▶ Task description:
Below is a set of records; restate each one word for word.

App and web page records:
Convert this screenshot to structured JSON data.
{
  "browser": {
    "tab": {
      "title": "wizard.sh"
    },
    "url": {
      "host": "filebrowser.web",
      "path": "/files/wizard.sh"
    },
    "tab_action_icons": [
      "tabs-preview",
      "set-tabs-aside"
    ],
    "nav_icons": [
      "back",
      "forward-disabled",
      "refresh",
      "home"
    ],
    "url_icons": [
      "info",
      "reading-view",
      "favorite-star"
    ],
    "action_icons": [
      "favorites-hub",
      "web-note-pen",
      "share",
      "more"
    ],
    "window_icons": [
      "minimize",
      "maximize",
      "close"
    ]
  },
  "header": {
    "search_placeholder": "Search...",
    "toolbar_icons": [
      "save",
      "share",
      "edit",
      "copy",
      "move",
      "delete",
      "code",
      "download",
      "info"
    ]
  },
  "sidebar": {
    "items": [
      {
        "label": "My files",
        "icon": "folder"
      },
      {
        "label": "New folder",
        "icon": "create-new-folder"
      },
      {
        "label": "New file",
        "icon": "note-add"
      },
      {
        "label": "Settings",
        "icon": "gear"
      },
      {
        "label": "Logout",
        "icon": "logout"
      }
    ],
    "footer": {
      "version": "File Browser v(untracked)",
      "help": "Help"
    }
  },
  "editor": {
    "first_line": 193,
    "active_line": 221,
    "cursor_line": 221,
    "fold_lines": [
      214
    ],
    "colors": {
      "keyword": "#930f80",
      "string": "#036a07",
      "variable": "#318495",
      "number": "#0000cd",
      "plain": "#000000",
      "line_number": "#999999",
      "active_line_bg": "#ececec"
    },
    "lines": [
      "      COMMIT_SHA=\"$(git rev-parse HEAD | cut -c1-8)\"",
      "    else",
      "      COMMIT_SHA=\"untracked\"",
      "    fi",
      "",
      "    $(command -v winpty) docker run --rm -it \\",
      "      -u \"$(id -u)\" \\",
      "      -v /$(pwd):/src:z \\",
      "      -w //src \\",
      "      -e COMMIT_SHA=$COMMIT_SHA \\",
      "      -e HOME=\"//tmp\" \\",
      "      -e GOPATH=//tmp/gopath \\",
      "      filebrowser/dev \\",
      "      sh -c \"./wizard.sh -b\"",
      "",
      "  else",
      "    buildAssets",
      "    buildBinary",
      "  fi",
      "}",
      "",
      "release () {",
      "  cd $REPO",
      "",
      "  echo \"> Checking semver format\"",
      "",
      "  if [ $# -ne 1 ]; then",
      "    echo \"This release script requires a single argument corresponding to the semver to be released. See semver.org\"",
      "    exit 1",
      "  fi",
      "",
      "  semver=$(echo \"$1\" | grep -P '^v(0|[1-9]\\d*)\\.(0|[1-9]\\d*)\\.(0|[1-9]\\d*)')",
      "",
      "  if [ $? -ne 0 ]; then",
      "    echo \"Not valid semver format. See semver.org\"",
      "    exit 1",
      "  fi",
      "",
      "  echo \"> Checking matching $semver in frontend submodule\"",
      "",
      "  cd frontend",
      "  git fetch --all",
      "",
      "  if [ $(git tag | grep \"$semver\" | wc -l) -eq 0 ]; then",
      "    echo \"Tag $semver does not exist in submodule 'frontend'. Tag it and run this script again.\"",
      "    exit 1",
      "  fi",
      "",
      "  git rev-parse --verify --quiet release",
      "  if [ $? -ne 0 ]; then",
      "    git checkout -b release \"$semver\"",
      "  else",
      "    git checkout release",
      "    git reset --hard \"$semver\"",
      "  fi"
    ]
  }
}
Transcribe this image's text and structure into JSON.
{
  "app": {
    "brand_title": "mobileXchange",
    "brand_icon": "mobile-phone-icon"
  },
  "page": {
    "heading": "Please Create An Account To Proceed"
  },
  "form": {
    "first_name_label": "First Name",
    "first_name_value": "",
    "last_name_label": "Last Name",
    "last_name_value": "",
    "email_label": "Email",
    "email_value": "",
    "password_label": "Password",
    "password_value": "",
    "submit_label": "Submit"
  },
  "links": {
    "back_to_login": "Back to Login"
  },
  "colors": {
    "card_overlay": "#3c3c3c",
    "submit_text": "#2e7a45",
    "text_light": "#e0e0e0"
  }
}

▶ Result of this exercise:
Convert this screenshot to structured JSON data.
{
  "browser": {
    "tab": {
      "title": "wizard.sh"
    },
    "url": {
      "host": "filebrowser.web",
      "path": "/files/wizard.sh"
    },
    "tab_action_icons": [
      "tabs-preview",
      "set-tabs-aside"
    ],
    "nav_icons": [
      "back",
      "forward-disabled",
      "refresh",
      "home"
    ],
    "url_icons": [
      "info",
      "reading-view",
      "favorite-star"
    ],
    "action_icons": [
      "favorites-hub",
      "web-note-pen",
      "share",
      "more"
    ],
    "window_icons": [
      "minimize",
      "maximize",
      "close"
    ]
  },
  "header": {
    "search_placeholder": "Search...",
    "toolbar_icons": [
      "save",
      "share",
      "edit",
      "copy",
      "move",
      "delete",
      "code",
      "download",
      "info"
    ]
  },
  "sidebar": {
    "items": [
      {
        "label": "My files",
        "icon": "folder"
      },
      {
        "label": "New folder",
        "icon": "create-new-folder"
      },
      {
        "label": "New file",
        "icon": "note-add"
      },
      {
        "label": "Settings",
        "icon": "gear"
      },
      {
        "label": "Logout",
        "icon": "logout"
      }
    ],
    "footer": {
      "version": "File Browser v(untracked)",
      "help": "Help"
    }
  },
  "editor": {
    "first_line": 193,
    "active_line": 221,
    "cursor_line": 221,
    "fold_lines": [
      214
    ],
    "colors": {
      "keyword": "#930f80",
      "string": "#036a07",
      "variable": "#318495",
      "number": "#0000cd",
      "plain": "#000000",
      "line_number": "#999999",
      "active_line_bg": "#ececec"
    },
    "lines": [
      "      COMMIT_SHA=\"$(git rev-parse HEAD | cut -c1-8)\"",
      "    else",
      "      COMMIT_SHA=\"untracked\"",
      "    fi",
      "",
      "    $(command -v winpty) docker run --rm -it \\",
      "      -u \"$(id -u)\" \\",
      "      -v /$(pwd):/src:z \\",
      "      -w //src \\",
      "      -e COMMIT_SHA=$COMMIT_SHA \\",
      "      -e HOME=\"//tmp\" \\",
      "      -e GOPATH=//tmp/gopath \\",
      "      filebrowser/dev \\",
      "      sh -c \"./wizard.sh -b\"",
      "",
      "  else",
      "    buildAssets",
      "    buildBinary",
      "  fi",
      "}",
      "",
      "release () {",
      "  cd $REPO",
      "",
      "  echo \"> Checking semver format\"",
      "",
      "  if [ $# -ne 1 ]; then",
      "    echo \"This release script requires a single argument corresponding to the semver to be released. See semver.org\"",
      "    exit 1",
      "  fi",
      "",
      "  semver=$(echo \"$1\" | grep -P '^v(0|[1-9]\\d*)\\.(0|[1-9]\\d*)\\.(0|[1-9]\\d*)')",
      "",
      "  if [ $? -ne 0 ]; then",
      "    echo \"Not valid semver format. See semver.org\"",
      "    exit 1",
      "  fi",
      "",
      "  echo \"> Checking matching $semver in frontend submodule\"",
      "",
      "  cd frontend",
      "  git fetch --all",
      "",
      "  if [ $(git tag | grep \"$semver\" | wc -l) -eq 0 ]; then",
      "    echo \"Tag $semver does not exist in submodule 'frontend'. Tag it and run this script again.\"",
      "    exit 1",
      "  fi",
      "",
      "  git rev-parse --verify --quiet release",
      "  if [ $? -ne 0 ]; then",
      "    git checkout -b release \"$semver\"",
      "  else",
      "    git checkout release",
      "    git reset --hard \"$semver\"",
      "  fi"
    ]
  }
}
Transcribe this image's text and structure into JSON.
{
  "app": {
    "brand_title": "mobileXchange",
    "brand_icon": "mobile-phone-icon"
  },
  "page": {
    "heading": "Please Create An Account To Proceed"
  },
  "form": {
    "first_name_label": "First Name",
    "first_name_value": "",
    "last_name_label": "Last Name",
    "last_name_value": "",
    "email_label": "Email",
    "email_value": "",
    "password_label": "Password",
    "password_value": "",
    "submit_label": "Submit"
  },
  "links": {
    "back_to_login": "Back to Login"
  },
  "colors": {
    "card_overlay": "#3c3c3c",
    "submit_text": "#2e7a45",
    "text_light": "#e0e0e0"
  }
}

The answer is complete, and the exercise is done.